Yosihiko Tokumaru

(b Tokyo, Oct 12, 1916). Japanese musicologist . After studying Japanese literature at the Imperial University of Tokyo (BA 1941) and completing military service, he began research on music. He joined the Tokyo National Research Institute of Cultural Properties (1953), becoming research director of the music and dance section (1963) and director general of the performing arts department (1964). He worked at the Tokyo National University of Fine Arts and Music as professor (1976–84) and was appointed director of the Research Institute of the Okinawa Prefectural University of Fine Arts and Music (1986). There he founded a music faculty and established it as the centre of research on Okinawan performing arts.
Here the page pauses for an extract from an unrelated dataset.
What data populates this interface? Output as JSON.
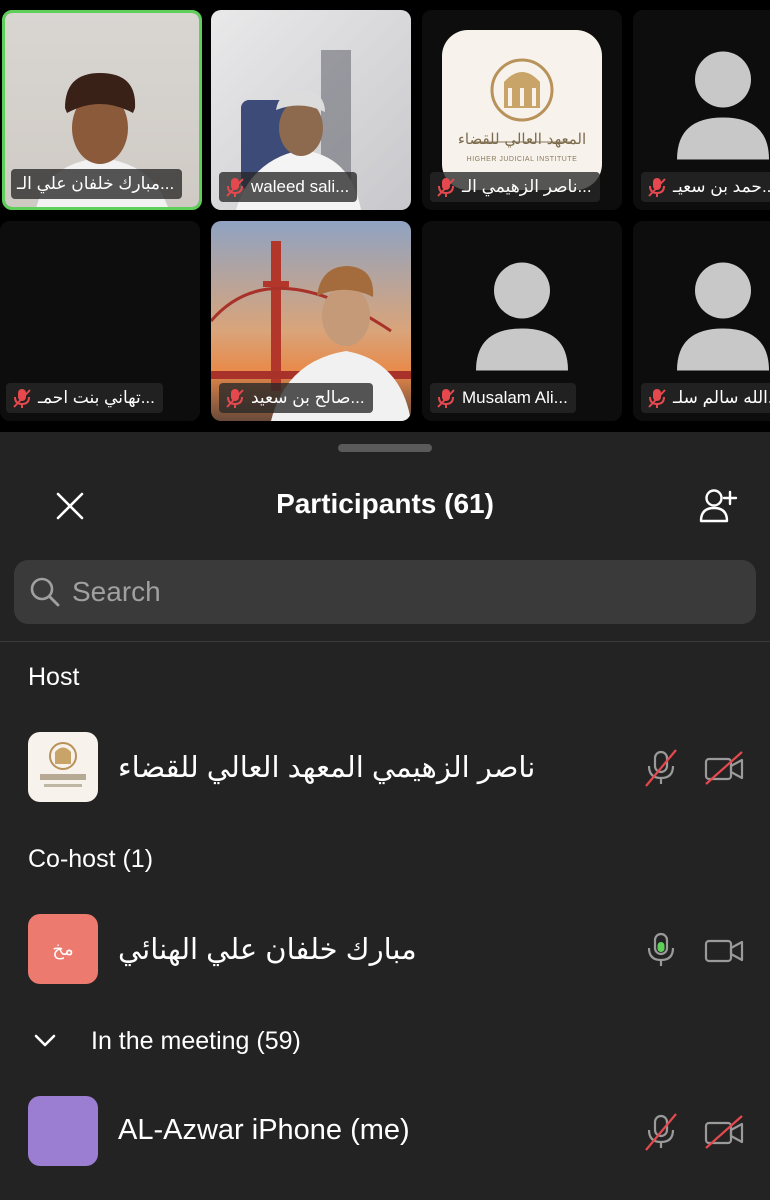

He has pursued a wide range of research interests on Japanese traditional performing arts. He clarified the multi-layered structure of theatre in terms of dramatic, melodic and rhythmic aspects; undertook research on ...
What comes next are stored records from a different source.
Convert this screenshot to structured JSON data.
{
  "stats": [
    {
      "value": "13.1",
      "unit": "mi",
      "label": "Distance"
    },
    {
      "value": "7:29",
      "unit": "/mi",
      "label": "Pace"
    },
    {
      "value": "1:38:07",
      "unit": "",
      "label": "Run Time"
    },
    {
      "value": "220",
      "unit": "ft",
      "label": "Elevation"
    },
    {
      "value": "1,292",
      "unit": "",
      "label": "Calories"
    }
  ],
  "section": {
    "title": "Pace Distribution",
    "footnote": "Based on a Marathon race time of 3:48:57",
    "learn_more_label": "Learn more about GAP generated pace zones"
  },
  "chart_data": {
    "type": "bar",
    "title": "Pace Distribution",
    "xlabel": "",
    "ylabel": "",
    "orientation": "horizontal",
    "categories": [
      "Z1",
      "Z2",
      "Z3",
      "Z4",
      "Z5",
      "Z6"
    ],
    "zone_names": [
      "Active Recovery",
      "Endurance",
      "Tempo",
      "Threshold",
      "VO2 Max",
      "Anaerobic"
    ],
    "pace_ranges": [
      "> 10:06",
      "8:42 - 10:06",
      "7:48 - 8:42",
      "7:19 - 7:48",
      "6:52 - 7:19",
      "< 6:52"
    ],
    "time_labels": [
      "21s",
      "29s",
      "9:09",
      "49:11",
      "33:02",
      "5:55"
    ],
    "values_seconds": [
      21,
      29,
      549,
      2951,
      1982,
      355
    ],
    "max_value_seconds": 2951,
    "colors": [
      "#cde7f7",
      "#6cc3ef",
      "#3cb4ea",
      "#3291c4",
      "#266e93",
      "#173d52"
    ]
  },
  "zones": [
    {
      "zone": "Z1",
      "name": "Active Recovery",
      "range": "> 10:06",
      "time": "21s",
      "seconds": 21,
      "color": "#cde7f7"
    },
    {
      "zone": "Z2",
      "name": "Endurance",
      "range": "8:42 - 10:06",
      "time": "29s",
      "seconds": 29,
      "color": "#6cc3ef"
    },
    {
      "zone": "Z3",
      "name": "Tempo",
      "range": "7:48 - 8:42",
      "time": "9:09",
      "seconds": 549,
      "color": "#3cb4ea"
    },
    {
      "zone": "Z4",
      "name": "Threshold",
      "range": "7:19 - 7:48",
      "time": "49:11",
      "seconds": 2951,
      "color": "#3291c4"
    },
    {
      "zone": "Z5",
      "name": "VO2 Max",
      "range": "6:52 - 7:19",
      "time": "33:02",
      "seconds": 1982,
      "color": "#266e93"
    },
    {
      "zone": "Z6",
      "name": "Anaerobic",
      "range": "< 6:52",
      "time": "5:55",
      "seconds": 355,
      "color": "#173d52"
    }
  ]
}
George J. Grella Jr.

(b Dandong, China, 1973). Conductor of Chinese birth. Zhang studied at the Central Conservatory of Music in Beijing where she undertook conducting at the age of 16 (BA 1994, MA 1996). She made her conducting debut in 1992, leading the China National Opera Orchestra in Le Nozze di Figaro. She then went on to serve as conductor-in-residence of the China Opera House, Beijing, and as the conductor of the Jinfan Symphony Orchestra. Zhang taught one year of conducting at the Central Conservatory (1997) before relocating to the United States for doctoral studies at the University of Cincinnati College-Conservatory of Music. After completing her doctoral work, she joined the faculty at Cincinnati as an assistant professor of conducting (2000). In 2002, Zhang won the Maazel/Vilar International Conductor’s Competition, upon which Loren Maazel appointed her to be his assistant at the New York Philharmonic. In ...


Su Zheng
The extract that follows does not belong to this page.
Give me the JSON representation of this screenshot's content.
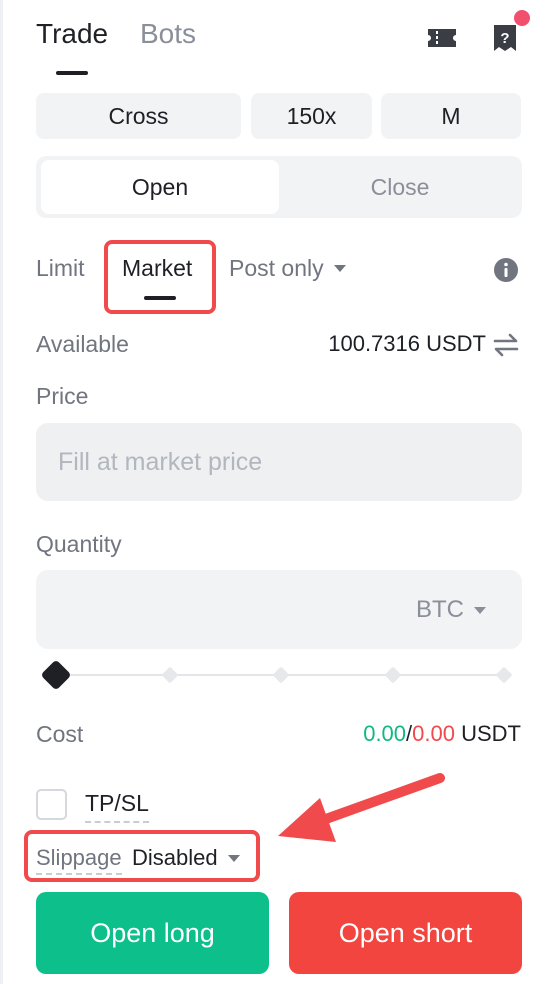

(b Wuchang, March 18, 1904; d Shanghai, Sept 15, 1968). Chinese musicologist and teacher . After graduating in 1931 from a teachers’ college in Shanghai, he studied privately from 1932 to 1935 with the Russian Jewish musician Aaron Avshalomov. He also kept contact with leading Chinese traditional musicians, and later with Beijing opera actors. He taught the history of Western and Chinese music at Hujiang University from 1940 to 1946, and the State Music School of Shanghai (later the Shanghai Conservatory of Music) from 1946 to 1949. After the Communist revolution he held leading positions on the faculty at the Conservatory. He died tragically in the Cultural Revolution.

Apart from his broad and thorough knowledge of both Chinese and Western music, Shen was much admired as an inspirational teacher. He was chief editor, compiler or translator of several influential publications. He also composed works for orchestra such as Xiao zuqu...


Joseph S.C. Lam

(b Yangzhou, 1899; d Tianjin, 1991). Chinese qin zither master . Born in the historical site of the Guangling school, Zhang studied qin as a teenager with Sun Shaotao. By his early twenties he was already an accomplished performer, though remaining true to the amateur ideal of the qin. In the 1930s Zhang moved to Shanghai, acquainting himself with the qin players Zha Fuxi and Peng Zhiqing; their regular meetings led in 1936 to the founding of the Jin Yu qinshe (Qin Society of Contemporary Yu Region) in Suzhou. After the founding of the People’s Republic, Zhang was enlisted to the state-sponsored Shanghai Folk Music Troupe (Shanghai minzu yuetuan), and in 1957 he was appointed a teacher of qin at the Shanghai Conservatory. Zhang promoted the Guangling style through his performances, teaching and publications. His distinctive style of rhapsodic rhythm and flexible phrasing can be heard in his recordings of pieces such as ...